Final year University of Birmingham PhD student Morgan Lowther’s presentation is entitled ‘Head shoulders, knees and microbes: 3D printing better implants’. In his lecture, Morgan presents his research into using metal additive manufacturing to deliver antimicrobials from within medical implants, aiming to reduce the risk of post-surgical infection. Morgan applied to the Royce PhD Access Scheme to use the high throughput Transmission Electron Microscope based at the University of Sheffield.

Morgan says, “I will be presenting on how additive manufacturing is letting us take new approaches to designing prosthetic implants. My work focusses on designing new infection resistant alloys, with microstructural features ranging from huge lamellae all the way down to nanoscale precipitates. Getting access to a high throughput TEM via the Royce PhD Equipment scheme was a huge help in characterising these precipitates, finding microstructural details that I never would have found otherwise.”

Alex Starling is a Float Process Engineer at Guardian Industries, and his lecture focuses on his research – conducted as part of his final year MEng Chemical and Materials Undergraduate degree – into the macro and microstructures of different self-cleaning glass samples. Entitled ‘Self Cleaning Glass, Benchmarking and Analysis’, Alex presents how he used a range of microscopy techniques – including Scanning Electron Microscopy, Transmission Electron Microscopy, Energy Dispersive X-ray Analysis, and X-ray Photoelectron Spectroscopy – to explore why certain self-cleaning glasses outperformed others. Alex made use of Royce microscopy facilities and technical expertise in the University of Leeds’ Bragg Centre for Materials Research to undertake the analysis of his samples.

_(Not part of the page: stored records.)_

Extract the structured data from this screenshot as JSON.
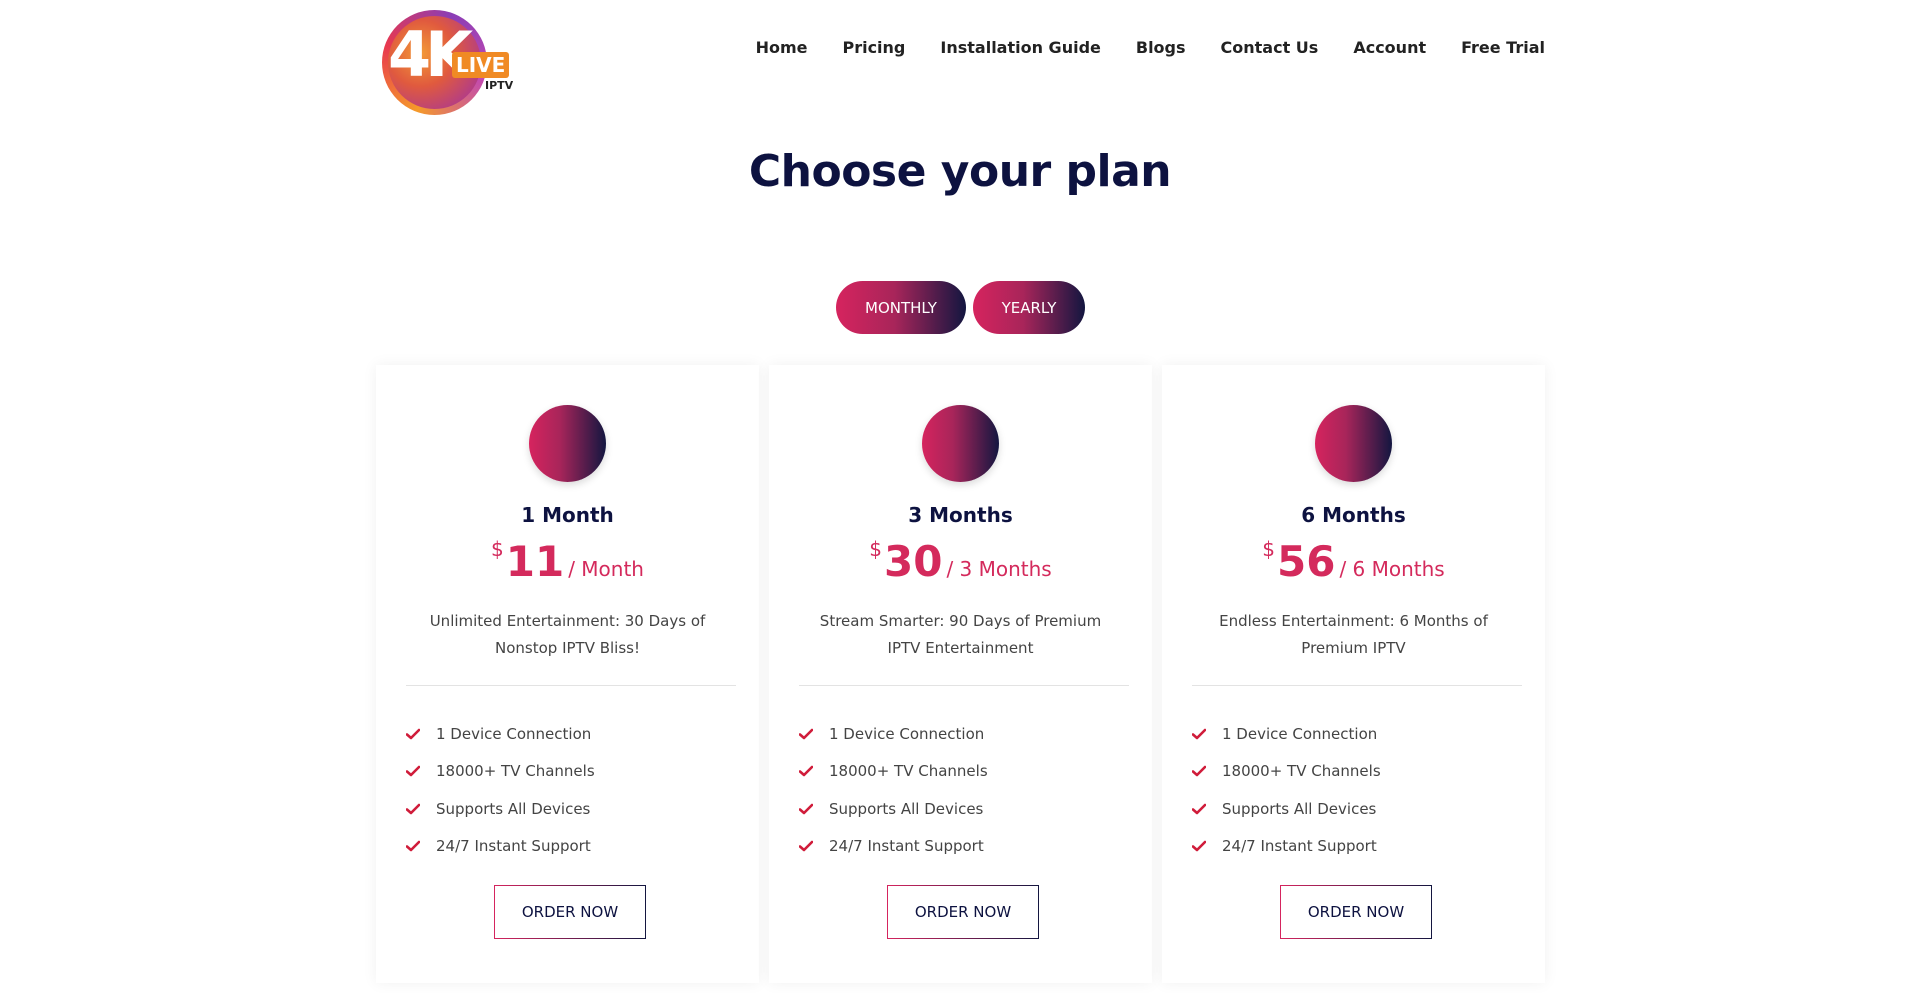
{
  "logo": {
    "mark": "4K",
    "badge": "LIVE",
    "sub": "IPTV"
  },
  "nav": {
    "items": [
      {
        "label": "Home"
      },
      {
        "label": "Pricing"
      },
      {
        "label": "Installation Guide"
      },
      {
        "label": "Blogs"
      },
      {
        "label": "Contact Us"
      },
      {
        "label": "Account"
      },
      {
        "label": "Free Trial"
      }
    ]
  },
  "title": "Choose your plan",
  "toggle": {
    "monthly": "MONTHLY",
    "yearly": "YEARLY"
  },
  "plans": [
    {
      "name": "1 Month",
      "currency": "$",
      "amount": "11",
      "period": "/ Month",
      "description": "Unlimited Entertainment: 30 Days of Nonstop IPTV Bliss!",
      "features": [
        "1 Device Connection",
        "18000+ TV Channels",
        "Supports All Devices",
        "24/7 Instant Support"
      ],
      "cta": "ORDER NOW"
    },
    {
      "name": "3 Months",
      "currency": "$",
      "amount": "30",
      "period": "/ 3 Months",
      "description": "Stream Smarter: 90 Days of Premium IPTV Entertainment",
      "features": [
        "1 Device Connection",
        "18000+ TV Channels",
        "Supports All Devices",
        "24/7 Instant Support"
      ],
      "cta": "ORDER NOW"
    },
    {
      "name": "6 Months",
      "currency": "$",
      "amount": "56",
      "period": "/ 6 Months",
      "description": "Endless Entertainment: 6 Months of Premium IPTV",
      "features": [
        "1 Device Connection",
        "18000+ TV Channels",
        "Supports All Devices",
        "24/7 Instant Support"
      ],
      "cta": "ORDER NOW"
    }
  ],
  "colors": {
    "accent": "#d6245e",
    "navy": "#0d1240",
    "check": "#d01c3a"
  },
  "icons": {
    "feature": "check-icon",
    "plan": "plan-circle-icon"
  }
}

Alex says, “For my project to work, it was critical to visualise these nanometre thin film layers on the glass substrate. With the use of the Royce microscopy equipment I was able to image these layers, even being able to image the individual lattice planes within the materials. Without the use of such extensive microscopy techniques, it would have been hard to deliver such a successful and valuable project.”

Past winners of the IOM3 Young Persons’ Lecture Competition have gone from strength to strength within the materials community, using their science communication skills in academia and industry. The UK Final is taking place over Zoom at 5pm on 23 September, and is open to all. Register to receive the Zoom link here: https://www.iom3.org/event/2020-yplc-uk-final

We wish all the participants the very best of luck!